*** DATASET CONTENT Section Begins ***

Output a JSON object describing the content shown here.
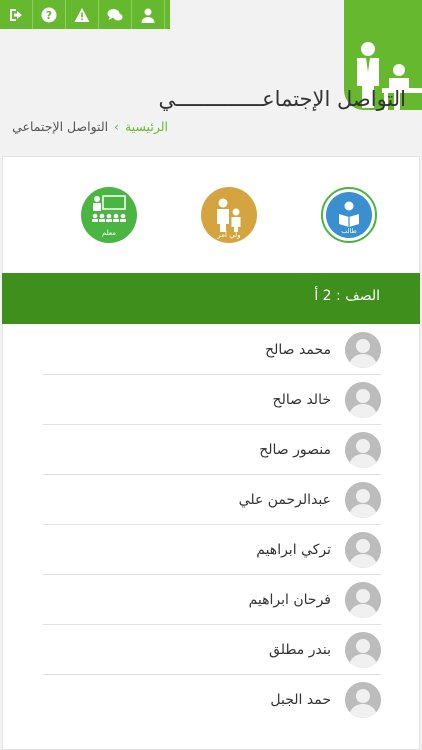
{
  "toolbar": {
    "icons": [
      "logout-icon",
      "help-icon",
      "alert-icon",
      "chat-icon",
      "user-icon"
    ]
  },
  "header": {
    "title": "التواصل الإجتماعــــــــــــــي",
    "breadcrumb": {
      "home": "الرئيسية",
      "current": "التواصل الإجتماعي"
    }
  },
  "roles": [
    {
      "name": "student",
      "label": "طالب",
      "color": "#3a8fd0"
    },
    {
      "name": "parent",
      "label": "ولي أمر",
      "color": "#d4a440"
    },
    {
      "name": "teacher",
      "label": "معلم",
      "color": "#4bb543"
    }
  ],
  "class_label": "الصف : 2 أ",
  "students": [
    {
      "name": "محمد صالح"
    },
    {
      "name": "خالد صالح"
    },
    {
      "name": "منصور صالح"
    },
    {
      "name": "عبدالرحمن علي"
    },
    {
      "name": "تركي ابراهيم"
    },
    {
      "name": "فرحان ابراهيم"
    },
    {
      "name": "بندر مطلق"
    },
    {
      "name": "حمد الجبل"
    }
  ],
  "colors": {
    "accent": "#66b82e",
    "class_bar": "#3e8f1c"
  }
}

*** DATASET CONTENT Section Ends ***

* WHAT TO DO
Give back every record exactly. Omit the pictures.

* THE ANSWER
Output a JSON object describing the content shown here.
{
  "toolbar": {
    "icons": [
      "logout-icon",
      "help-icon",
      "alert-icon",
      "chat-icon",
      "user-icon"
    ]
  },
  "header": {
    "title": "التواصل الإجتماعــــــــــــــي",
    "breadcrumb": {
      "home": "الرئيسية",
      "current": "التواصل الإجتماعي"
    }
  },
  "roles": [
    {
      "name": "student",
      "label": "طالب",
      "color": "#3a8fd0"
    },
    {
      "name": "parent",
      "label": "ولي أمر",
      "color": "#d4a440"
    },
    {
      "name": "teacher",
      "label": "معلم",
      "color": "#4bb543"
    }
  ],
  "class_label": "الصف : 2 أ",
  "students": [
    {
      "name": "محمد صالح"
    },
    {
      "name": "خالد صالح"
    },
    {
      "name": "منصور صالح"
    },
    {
      "name": "عبدالرحمن علي"
    },
    {
      "name": "تركي ابراهيم"
    },
    {
      "name": "فرحان ابراهيم"
    },
    {
      "name": "بندر مطلق"
    },
    {
      "name": "حمد الجبل"
    }
  ],
  "colors": {
    "accent": "#66b82e",
    "class_bar": "#3e8f1c"
  }
}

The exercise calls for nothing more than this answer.